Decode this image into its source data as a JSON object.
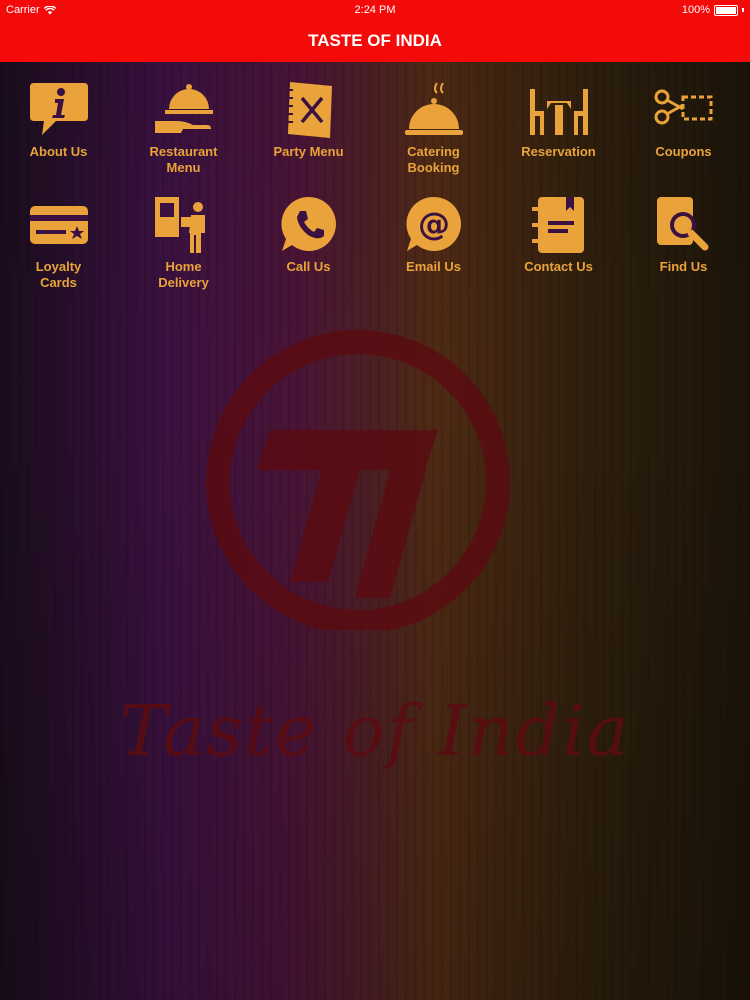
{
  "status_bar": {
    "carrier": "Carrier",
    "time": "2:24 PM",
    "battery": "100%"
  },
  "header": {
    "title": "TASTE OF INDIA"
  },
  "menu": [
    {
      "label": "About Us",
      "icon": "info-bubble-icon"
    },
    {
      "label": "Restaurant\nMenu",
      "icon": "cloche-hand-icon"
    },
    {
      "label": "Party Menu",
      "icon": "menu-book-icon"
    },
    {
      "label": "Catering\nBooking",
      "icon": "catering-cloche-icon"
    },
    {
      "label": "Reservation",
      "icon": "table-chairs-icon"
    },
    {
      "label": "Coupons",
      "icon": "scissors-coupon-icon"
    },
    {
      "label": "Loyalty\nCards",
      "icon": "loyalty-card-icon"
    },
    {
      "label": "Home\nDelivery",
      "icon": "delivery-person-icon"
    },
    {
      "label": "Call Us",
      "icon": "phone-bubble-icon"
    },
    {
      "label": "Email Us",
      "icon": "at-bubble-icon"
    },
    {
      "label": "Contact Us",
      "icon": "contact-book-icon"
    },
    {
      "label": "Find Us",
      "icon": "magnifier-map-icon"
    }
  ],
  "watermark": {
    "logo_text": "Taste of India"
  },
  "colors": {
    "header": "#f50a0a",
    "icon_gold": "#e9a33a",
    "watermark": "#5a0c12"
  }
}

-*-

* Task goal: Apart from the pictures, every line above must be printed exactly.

* Output below:
Decode this image into its source data as a JSON object.
{
  "status_bar": {
    "carrier": "Carrier",
    "time": "2:24 PM",
    "battery": "100%"
  },
  "header": {
    "title": "TASTE OF INDIA"
  },
  "menu": [
    {
      "label": "About Us",
      "icon": "info-bubble-icon"
    },
    {
      "label": "Restaurant\nMenu",
      "icon": "cloche-hand-icon"
    },
    {
      "label": "Party Menu",
      "icon": "menu-book-icon"
    },
    {
      "label": "Catering\nBooking",
      "icon": "catering-cloche-icon"
    },
    {
      "label": "Reservation",
      "icon": "table-chairs-icon"
    },
    {
      "label": "Coupons",
      "icon": "scissors-coupon-icon"
    },
    {
      "label": "Loyalty\nCards",
      "icon": "loyalty-card-icon"
    },
    {
      "label": "Home\nDelivery",
      "icon": "delivery-person-icon"
    },
    {
      "label": "Call Us",
      "icon": "phone-bubble-icon"
    },
    {
      "label": "Email Us",
      "icon": "at-bubble-icon"
    },
    {
      "label": "Contact Us",
      "icon": "contact-book-icon"
    },
    {
      "label": "Find Us",
      "icon": "magnifier-map-icon"
    }
  ],
  "watermark": {
    "logo_text": "Taste of India"
  },
  "colors": {
    "header": "#f50a0a",
    "icon_gold": "#e9a33a",
    "watermark": "#5a0c12"
  }
}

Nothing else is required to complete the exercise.